Jazz hands: Nice

Evenings on Occupied Dame Street are a strange affair, the calm of the afternoon gives way to the frantic energy of the second General Assembly of the day, currently held at 6pm, and the influx of interested people on their way home from work, college, school and the like.

The General Assemblies are an open and collaborative affair, a way for everyone to have their voices heard, news and announcements to be shared and for the #OccupyDameStreet movement to take its collective decisions. Anyone can participate in these meetings, even if they have just arrived at the site, and a system of hand gestures is used to show agreement, disagreement or to raise points of order and information, the idea being that if you just agree with something, you can show your agreement by waving your hands in the air, there's no need for everyone to speak just to say, 'I agree with her.’ If this idea had been introduced to the last office I worked in, our department meetings would have been over in five minutes and we'd all have had more time for the important things like coffee and sleeping. As agreement is reached through consensus, an awful lot of hand-waving takes place and the effect has come to be lovingly referred to as "Jazz Hands".

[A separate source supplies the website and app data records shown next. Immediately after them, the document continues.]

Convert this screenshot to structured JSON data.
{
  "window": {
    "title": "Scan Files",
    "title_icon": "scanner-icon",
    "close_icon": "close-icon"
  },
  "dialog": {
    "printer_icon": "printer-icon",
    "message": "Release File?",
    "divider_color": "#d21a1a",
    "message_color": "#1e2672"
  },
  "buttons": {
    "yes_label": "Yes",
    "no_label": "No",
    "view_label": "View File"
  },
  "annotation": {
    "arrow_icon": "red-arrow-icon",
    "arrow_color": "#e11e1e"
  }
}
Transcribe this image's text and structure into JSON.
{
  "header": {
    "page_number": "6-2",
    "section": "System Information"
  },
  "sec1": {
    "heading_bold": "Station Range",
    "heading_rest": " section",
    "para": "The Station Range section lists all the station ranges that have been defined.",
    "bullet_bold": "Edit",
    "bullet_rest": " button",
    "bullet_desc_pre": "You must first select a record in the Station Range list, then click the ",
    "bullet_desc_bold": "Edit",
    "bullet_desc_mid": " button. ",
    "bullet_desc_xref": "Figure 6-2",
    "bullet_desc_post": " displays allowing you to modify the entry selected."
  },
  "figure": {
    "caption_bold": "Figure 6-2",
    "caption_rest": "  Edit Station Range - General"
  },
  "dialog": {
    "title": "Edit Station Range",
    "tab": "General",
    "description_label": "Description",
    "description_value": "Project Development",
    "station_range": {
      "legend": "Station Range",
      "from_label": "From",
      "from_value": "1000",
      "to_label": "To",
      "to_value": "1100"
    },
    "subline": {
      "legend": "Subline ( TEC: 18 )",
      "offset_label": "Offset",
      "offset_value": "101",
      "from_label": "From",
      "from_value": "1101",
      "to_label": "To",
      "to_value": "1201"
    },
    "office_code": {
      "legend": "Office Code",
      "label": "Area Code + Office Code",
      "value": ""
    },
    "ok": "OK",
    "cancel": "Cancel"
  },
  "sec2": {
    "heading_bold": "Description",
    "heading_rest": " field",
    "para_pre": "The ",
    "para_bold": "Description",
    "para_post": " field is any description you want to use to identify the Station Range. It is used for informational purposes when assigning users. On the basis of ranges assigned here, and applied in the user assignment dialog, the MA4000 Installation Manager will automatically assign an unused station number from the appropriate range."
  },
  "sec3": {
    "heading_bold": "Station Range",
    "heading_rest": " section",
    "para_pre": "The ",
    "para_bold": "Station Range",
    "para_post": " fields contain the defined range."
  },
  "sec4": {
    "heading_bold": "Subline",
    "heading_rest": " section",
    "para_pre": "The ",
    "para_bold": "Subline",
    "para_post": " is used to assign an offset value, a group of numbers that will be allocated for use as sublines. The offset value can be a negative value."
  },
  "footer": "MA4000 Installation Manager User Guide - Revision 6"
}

 jazz hands 1

Jazz Hands at the afternoon General Assembly
#OccupyDameStreet, Dublin, Monday 10th October

occupy dame street evening general assembly 

Jazz Hands at the evening General Assembly
#OccupyDameStreet, Dublin, Monday 10th October

After the General Assembly a number of Working Group meetings take place to help set the work rota for the evening and the following day. Different folks with particular skill sets (or just a willing pair of hands) have volunteered to help coordinate specific aspects of #OccupyDameStreet and the Camp itself, and Working Groups have been formed to help manage things like Construction (the group in which I have found myself, which would come as a laugh and a worrying concern to anyone who knows me in the Really Real World), Logistics, Media, Security, Health and Safety and the all important Food Group, charged with keeping the bellies full of those living and working in the Camp. The donations of food from members of the public and local restaurants are astonishing, never underestimate the generosity of your fellow citizens, or the importance of gaffer tape and a set of cable ties, not necessarily at the same time.

occupy dame street food group 

The amazing Food Group work their magic
#OccupyDameStreet, Dublin, Monday 10th October

The Working Groups are essential because the membership of the Camp is quite fluid, beyond the core group of up to twenty Overnighters the camp sees well over a hundred other participants over the course of the day, and even the composition of the Overnighters has changed as some folks could only be there on the weekend, and others have taken their place, drawn down to Dame Street like revolutionary moths to a leaderless flame. The Working Groups ensure that there is always someone about with a solid idea of what needs to be done, and where. Where Working Groups interact with the general public outside of Occupied Dame Street (like the Media Group), they bring their ideas back to a General Assembly for approval or alteration, where they deal solely with life inside the camp (like Construction), they usually work autonomously with the consensus of the smaller group of Overnighters and long-term Day-Trippers. Anybody can volunteer to be on a Working Group, whether an Overnighter or a Day-Tripper, and as I can attest sometimes you find yourself in a group because you are foolish enough to hold up a tarp, pass somebody a rope and the next thing you know you are rostered down for an 8am windbreak-making session.

If only Jazz Hands made building go faster.

 revolution pizza

Vegan pizza delivered straight from Hell by the magic pizza elves
#OccupyDameStreet, Dublin, Monday 10th October

The interaction with, and the support of, the general public makes all of this go faster, whether it is the near constant beeping of horns from cars driving by, to folks dropping in to bring supplies or just say "Well done!" A taxi-driver brought in chairs, tables and a blackboard this morning at 10:30, a builders' supplier came in to see what more construction material was needed, printers have offered flyers for free and the amount of blankets, pillows and food donated in response to tweets was staggering, the camp was awash with fresh coffees and teas this morning, pizzas in the evening and a crate of apples at close to midnight. While there are hecklers and troublemakers who drop down drunkenly at 3am just to get a rise out of the hippies and the lefties, all the stress this causes is washed away the moment a passing mum sends her child over to drop off some jammy-dodgers. People are just amazing.

Actually, I think that is the main lesson to be learned from three days of #OccupyDameStreet – people are just amazing. I went down on Saturday to see what it was all about and have ended up spending around twelve hours of every day there since, and doing something that I rarely do, participating. Yes, I'm still taking photos and posting things to Twitter, but it’s squeezed in between tying down tents, taking out the trash, running off to buy batteries for the megaphone and an awful, awful lot of Jazz Hands.

I'm almost too busy to be grumpy.


jazz hands redux

More Jazz Hands
#OccupyDameStreet Tuesday 11 October

canine joins in


Originally published on David's site, boomingback.org.


Images top and bottom: Aoife Giles.

All other images: David Johnson.